Under the harsh Sunday afternoon sun, Daouda Dicko washes his client’s clothes on the shore of the Niger River, which runs through Mali’s capital, Bamako. “I started doing this to survive two years ago. Now, I am used to it and I don’t mind the extra money it brings,” Dicko, who also works as a gardener, tells IPS.
As countries in the Middle East and North Africa adjust to profound political changes and economic difficulties, development experts on the region have increasingly turned their attention to the social and economic potential of incorporating more female workers into the labour market.
Industry is the ailing sector of the Brazilian economy, with production falling 2.7 percent in 2012 in spite of government incentives, and in contrast with the strong expansion of retail trade and the lowest unemployment rate in history.
As governments struggle to find ways out of the persistent global financial crisis, Brazil’s development model offers an alternative path to recovery and growth, according to some economists and politicians.

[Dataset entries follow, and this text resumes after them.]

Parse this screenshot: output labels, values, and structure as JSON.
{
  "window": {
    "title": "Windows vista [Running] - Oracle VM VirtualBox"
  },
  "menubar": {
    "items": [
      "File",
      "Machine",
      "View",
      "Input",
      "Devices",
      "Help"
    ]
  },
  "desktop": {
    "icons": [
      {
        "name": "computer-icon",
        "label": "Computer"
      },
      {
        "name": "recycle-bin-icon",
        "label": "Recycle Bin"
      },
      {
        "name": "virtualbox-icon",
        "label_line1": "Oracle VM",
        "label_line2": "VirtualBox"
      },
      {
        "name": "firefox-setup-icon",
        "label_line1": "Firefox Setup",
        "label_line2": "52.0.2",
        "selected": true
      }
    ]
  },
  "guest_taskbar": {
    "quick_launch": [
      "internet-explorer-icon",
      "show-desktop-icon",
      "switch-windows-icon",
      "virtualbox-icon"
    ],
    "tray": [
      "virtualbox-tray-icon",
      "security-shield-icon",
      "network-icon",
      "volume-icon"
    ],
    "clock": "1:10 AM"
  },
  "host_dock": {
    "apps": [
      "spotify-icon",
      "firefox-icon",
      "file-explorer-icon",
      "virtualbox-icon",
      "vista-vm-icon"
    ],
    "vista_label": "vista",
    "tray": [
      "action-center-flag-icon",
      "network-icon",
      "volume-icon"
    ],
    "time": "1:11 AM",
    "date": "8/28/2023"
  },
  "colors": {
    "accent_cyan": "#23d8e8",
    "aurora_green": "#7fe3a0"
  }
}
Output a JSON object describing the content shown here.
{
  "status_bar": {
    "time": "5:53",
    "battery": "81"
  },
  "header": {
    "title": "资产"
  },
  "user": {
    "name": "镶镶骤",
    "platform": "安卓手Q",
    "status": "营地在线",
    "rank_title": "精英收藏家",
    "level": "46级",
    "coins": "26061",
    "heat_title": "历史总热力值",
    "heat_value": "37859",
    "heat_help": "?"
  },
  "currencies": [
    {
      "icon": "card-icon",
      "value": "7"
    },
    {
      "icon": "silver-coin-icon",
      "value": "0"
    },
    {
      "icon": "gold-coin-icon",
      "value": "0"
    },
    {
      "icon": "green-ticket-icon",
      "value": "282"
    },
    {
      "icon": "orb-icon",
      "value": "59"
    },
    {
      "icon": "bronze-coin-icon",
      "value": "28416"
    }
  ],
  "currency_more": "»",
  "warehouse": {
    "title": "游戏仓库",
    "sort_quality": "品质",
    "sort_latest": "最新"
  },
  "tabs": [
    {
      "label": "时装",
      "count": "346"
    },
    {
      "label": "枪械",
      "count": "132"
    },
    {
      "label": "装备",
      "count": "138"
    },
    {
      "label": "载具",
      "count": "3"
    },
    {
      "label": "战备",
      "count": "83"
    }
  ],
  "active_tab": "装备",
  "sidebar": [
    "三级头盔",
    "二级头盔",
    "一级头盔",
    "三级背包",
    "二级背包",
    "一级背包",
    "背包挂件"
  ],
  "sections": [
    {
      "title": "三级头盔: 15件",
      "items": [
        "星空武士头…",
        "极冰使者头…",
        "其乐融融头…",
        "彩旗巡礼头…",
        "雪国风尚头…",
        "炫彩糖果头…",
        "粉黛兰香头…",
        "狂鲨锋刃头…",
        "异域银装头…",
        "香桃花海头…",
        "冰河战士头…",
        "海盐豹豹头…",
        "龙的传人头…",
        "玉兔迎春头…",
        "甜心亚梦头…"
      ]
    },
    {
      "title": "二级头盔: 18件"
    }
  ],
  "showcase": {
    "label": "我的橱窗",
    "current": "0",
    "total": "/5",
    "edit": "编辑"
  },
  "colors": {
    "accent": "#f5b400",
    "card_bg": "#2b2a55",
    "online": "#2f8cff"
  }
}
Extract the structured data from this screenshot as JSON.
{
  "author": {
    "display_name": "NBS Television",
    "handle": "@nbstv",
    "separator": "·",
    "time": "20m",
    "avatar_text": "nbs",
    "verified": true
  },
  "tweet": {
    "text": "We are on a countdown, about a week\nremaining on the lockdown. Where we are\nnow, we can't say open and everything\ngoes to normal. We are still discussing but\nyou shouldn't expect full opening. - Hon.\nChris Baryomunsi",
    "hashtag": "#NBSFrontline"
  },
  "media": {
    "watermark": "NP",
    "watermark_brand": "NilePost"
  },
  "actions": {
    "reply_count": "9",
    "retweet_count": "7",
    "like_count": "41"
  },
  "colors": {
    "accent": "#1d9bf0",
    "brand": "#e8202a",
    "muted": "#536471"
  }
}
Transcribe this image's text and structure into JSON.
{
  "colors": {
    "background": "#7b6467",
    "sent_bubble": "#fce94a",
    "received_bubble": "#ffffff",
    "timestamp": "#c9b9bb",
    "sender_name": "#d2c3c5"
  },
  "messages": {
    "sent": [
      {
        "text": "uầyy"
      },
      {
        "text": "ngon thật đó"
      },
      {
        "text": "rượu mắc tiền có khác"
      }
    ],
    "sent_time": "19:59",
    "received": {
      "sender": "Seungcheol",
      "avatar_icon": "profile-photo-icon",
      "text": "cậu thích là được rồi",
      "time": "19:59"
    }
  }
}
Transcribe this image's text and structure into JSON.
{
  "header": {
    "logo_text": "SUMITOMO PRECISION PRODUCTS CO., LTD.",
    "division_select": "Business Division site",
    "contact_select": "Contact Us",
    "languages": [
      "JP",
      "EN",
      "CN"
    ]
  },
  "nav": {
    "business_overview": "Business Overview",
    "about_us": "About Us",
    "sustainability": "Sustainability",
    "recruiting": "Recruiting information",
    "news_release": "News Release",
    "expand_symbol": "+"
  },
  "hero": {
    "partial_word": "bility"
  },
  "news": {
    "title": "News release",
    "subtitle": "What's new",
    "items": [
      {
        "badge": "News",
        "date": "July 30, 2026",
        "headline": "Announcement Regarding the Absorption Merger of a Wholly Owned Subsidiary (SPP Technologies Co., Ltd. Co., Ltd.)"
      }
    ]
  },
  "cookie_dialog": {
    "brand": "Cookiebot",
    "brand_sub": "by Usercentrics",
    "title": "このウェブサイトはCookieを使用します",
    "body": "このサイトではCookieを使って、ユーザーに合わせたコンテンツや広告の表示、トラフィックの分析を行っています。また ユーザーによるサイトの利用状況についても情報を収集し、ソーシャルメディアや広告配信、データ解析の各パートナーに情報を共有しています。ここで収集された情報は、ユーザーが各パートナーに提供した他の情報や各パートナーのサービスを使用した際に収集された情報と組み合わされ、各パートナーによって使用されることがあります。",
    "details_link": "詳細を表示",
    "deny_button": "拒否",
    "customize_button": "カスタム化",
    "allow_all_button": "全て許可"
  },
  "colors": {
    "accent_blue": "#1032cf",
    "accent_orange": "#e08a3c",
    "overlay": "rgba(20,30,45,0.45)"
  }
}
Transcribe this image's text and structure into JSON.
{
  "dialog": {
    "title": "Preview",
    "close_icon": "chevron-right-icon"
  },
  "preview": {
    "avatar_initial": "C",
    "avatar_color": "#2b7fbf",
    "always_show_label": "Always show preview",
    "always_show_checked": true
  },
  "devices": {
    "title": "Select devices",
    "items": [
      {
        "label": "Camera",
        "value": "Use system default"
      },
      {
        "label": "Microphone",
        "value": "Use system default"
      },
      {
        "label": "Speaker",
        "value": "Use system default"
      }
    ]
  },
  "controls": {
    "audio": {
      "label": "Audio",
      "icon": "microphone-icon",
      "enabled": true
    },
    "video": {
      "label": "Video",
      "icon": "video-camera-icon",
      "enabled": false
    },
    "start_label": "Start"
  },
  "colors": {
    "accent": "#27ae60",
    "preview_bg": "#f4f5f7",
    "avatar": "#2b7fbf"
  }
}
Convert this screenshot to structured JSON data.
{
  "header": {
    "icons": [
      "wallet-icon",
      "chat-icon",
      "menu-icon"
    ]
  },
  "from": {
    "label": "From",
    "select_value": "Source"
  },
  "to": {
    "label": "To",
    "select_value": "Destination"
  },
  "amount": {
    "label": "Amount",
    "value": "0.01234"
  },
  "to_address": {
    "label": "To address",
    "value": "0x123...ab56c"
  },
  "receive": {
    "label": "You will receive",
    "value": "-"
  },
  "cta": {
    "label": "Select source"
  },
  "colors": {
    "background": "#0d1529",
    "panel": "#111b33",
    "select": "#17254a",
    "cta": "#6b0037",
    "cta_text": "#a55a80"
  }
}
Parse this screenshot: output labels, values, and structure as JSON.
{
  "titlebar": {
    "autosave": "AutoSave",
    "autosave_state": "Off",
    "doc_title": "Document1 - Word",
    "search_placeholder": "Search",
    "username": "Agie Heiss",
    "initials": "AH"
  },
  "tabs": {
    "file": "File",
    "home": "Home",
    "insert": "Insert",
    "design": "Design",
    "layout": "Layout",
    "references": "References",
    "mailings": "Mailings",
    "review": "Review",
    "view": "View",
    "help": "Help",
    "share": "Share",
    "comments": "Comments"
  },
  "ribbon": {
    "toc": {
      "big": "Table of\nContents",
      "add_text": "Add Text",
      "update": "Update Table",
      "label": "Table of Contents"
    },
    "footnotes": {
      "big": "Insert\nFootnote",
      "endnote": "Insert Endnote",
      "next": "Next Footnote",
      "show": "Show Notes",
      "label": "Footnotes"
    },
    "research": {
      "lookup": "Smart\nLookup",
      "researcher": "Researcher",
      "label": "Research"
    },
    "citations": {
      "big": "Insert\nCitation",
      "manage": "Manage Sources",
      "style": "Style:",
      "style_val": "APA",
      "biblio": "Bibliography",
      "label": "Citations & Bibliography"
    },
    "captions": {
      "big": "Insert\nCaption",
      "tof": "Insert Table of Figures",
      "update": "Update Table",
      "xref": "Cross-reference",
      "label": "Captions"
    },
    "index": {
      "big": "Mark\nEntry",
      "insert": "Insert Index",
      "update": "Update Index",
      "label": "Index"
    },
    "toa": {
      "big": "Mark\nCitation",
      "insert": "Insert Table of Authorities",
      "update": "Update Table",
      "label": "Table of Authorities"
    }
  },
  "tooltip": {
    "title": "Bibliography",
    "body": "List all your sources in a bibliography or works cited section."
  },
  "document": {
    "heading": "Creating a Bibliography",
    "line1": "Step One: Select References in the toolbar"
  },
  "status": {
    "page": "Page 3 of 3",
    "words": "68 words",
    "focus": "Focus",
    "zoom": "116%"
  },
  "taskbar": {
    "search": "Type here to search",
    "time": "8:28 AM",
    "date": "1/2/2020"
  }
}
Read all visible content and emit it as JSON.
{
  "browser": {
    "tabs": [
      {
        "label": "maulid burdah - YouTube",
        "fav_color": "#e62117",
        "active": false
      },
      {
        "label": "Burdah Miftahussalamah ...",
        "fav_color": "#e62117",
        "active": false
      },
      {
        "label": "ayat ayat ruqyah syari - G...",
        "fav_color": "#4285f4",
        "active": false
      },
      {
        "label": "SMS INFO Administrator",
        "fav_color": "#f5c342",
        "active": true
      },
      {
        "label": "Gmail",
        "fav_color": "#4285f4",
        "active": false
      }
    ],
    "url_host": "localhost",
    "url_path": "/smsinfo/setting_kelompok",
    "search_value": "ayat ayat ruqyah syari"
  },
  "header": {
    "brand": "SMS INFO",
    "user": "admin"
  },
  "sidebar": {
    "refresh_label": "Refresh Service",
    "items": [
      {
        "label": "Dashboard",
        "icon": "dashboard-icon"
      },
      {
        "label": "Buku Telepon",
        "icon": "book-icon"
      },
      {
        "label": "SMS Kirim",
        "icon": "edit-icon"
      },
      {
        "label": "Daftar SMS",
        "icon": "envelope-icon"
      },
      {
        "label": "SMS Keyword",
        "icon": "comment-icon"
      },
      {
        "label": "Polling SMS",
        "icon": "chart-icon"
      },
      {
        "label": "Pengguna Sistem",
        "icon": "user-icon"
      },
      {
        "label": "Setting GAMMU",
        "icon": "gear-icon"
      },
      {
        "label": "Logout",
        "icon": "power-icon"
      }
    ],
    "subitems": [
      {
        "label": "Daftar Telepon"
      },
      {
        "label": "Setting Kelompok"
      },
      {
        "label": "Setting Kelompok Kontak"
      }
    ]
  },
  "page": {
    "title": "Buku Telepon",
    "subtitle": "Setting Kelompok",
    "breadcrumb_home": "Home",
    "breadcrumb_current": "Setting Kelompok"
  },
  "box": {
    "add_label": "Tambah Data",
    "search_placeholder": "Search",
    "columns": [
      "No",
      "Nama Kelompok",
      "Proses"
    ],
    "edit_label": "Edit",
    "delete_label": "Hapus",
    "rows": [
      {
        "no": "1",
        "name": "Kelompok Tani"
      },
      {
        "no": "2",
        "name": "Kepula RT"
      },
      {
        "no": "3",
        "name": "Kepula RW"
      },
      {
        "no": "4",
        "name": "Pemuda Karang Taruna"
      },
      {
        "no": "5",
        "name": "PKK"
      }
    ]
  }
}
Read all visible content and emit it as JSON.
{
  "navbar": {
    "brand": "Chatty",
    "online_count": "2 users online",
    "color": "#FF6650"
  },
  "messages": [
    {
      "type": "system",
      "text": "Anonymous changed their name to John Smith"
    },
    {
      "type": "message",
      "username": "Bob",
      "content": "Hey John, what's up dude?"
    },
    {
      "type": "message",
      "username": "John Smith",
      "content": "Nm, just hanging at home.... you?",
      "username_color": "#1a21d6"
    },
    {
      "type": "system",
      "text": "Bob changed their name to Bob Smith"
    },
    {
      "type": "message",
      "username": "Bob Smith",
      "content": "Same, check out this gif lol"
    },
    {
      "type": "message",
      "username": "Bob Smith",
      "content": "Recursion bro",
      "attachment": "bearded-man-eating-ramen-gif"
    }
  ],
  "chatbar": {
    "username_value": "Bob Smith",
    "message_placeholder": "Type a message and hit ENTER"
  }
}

The international financial crash of the late 2000s created more than a global economic recession: it accentuated popular doubts about the paradigms on which our economies are built and prompted a closer look at two crucial drivers of economic growth: women and entrepreneurship.